While Warner is putting together a savvy veteran team and will have obvious appeal to Democrats looking for a centrist and a winner, he has plenty to prove. First, he has never won a race that wasn’t handed to him.
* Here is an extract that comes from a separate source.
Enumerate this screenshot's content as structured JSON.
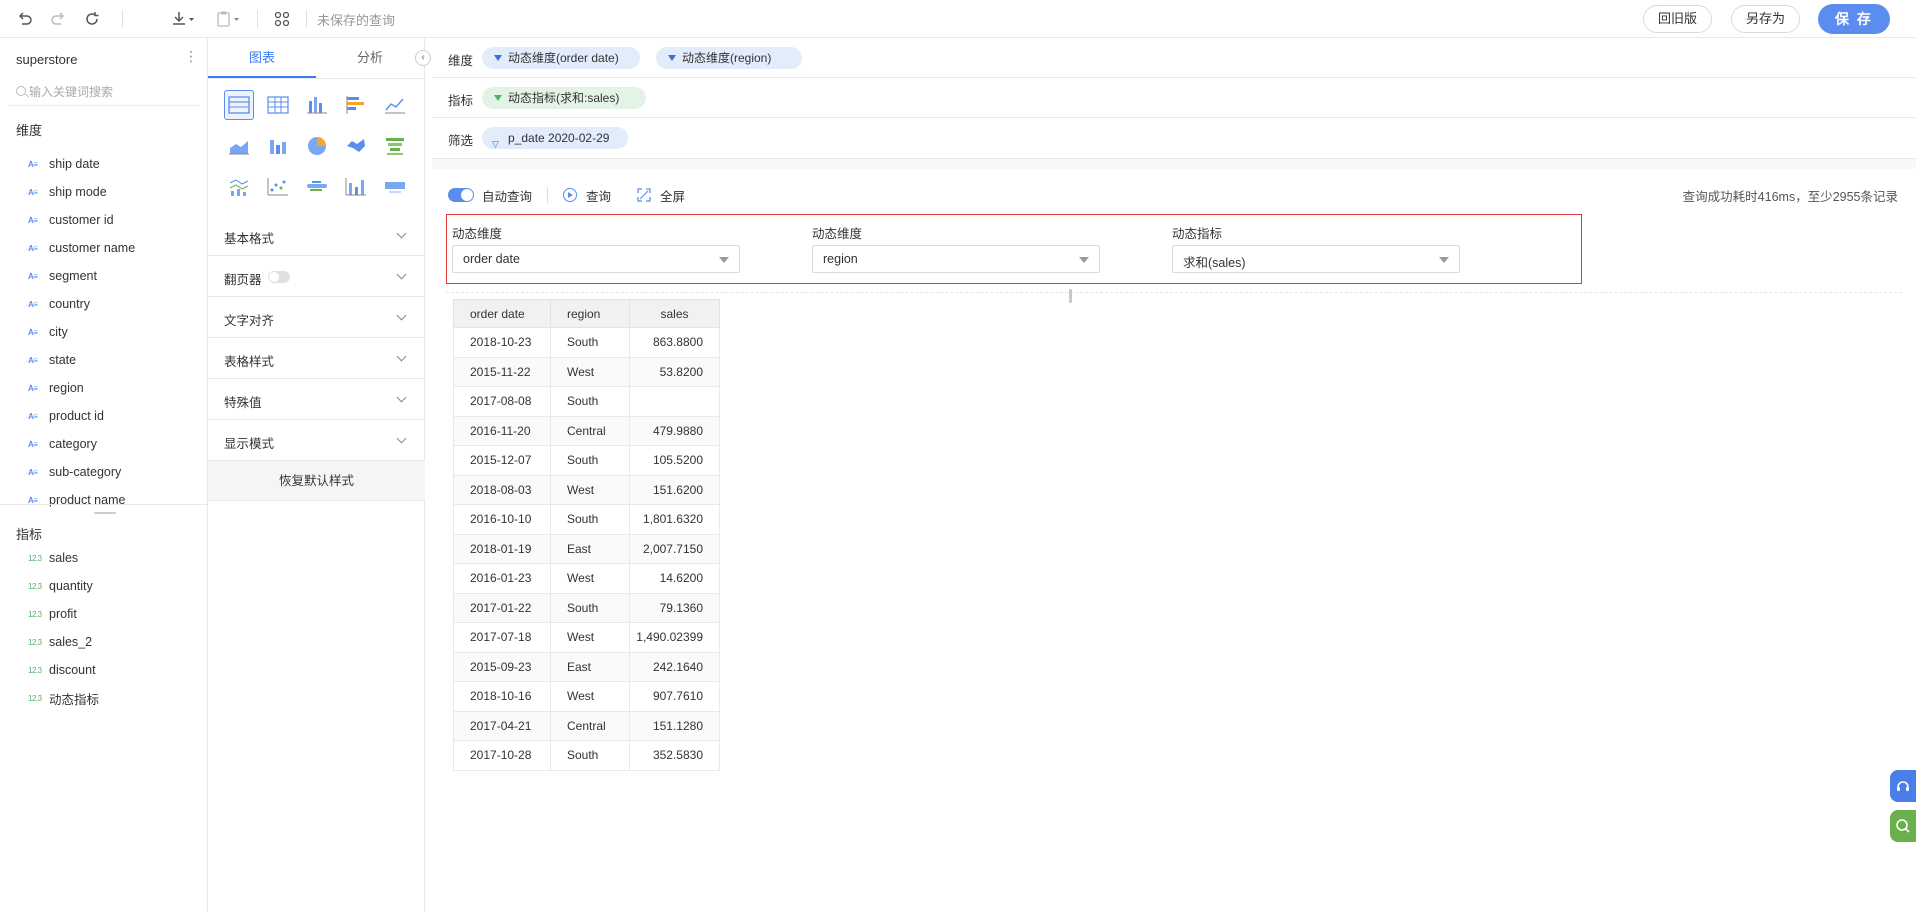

His gubernatorial victory was much more about the disastrous performance of outgoing GOP Gov. Jim Gilmore than about Warner. (It also came shortly after the Sept. 11, 2001, terrorist attacks, an event that froze the race in place at a time when Warner was comfortably ahead.)
In that race, Warner’s rural, conservative Democratic shtick, though extremely successful, was much more the creation of consultants Steve Jarding and Dave Saunders than the natural expression of Warner’s style and personality.
Second, even those sympathetic to the former Virginia governor say he is at heart a salesman who will have to prove to Democratic voters that he is serious enough and presidential enough to deserve their support.
And third, given the public’s attention to the war on terrorism and to national security issues, Warner’s almost total lack of foreign policy experience should strike voters as a serious liability. Edwards’ lack of credentials in that area clearly hurt him in his previous presidential bid (and likely will hurt him again) — and Warner has even less international experience than Edwards had.
Bayh is, in a sense, the only non-Southerner of the three hopefuls, though he has established a long political record that pegs him as a moderate who has succeeded in attracting Republican voters.
He, too, benefits from the electability argument, since he has won five consecutive elections — for secretary of state, governor and the Senate — in Indiana, one of the reddest of red states.
But like Warner, Bayh, the son of a former Sen. Birch Bayh (D), has never had a difficult race, so it isn’t clear how he will perform as an underdog. And while Edwards and Warner seem to have outgoing personalities, Bayh is much more low-key and stiff.
The Indiana Democrat strikes me as serious and sincere, and unlike most politicians, he talks about difficult issues as if he understands that few, if any, of them have easy answers. His service on the Senate Intelligence Committee is an asset given the problems facing the country today.
But the real question is whether Bayh can excite Democrats. In a party filled with so many angry people, how will Bayh sell?
Edwards proved to be a strong campaigner during the previous Democratic race, but it is hard to see how he has overcome his past weaknesses. Bayh is clearly presidential, but he may not be able to energize Democratic audiences enough to pull ahead of his competitors. And Warner has a long way to go to convince Democrats in early primary and caucus states that as a one-term governor he has the credentials, seriousness and maturity to sit in the Oval Office. Yet one of them could well emerge as “the alternative” to Clinton in January 2008.
The race within a race bears watching.
This column first appeared in Roll Call on May 15, 2006. Copyright 2006 © Roll Call Inc. All rights reserved. Reprinted with permission.
Wednesday, May 17, 2006
By Stuart Rothenberg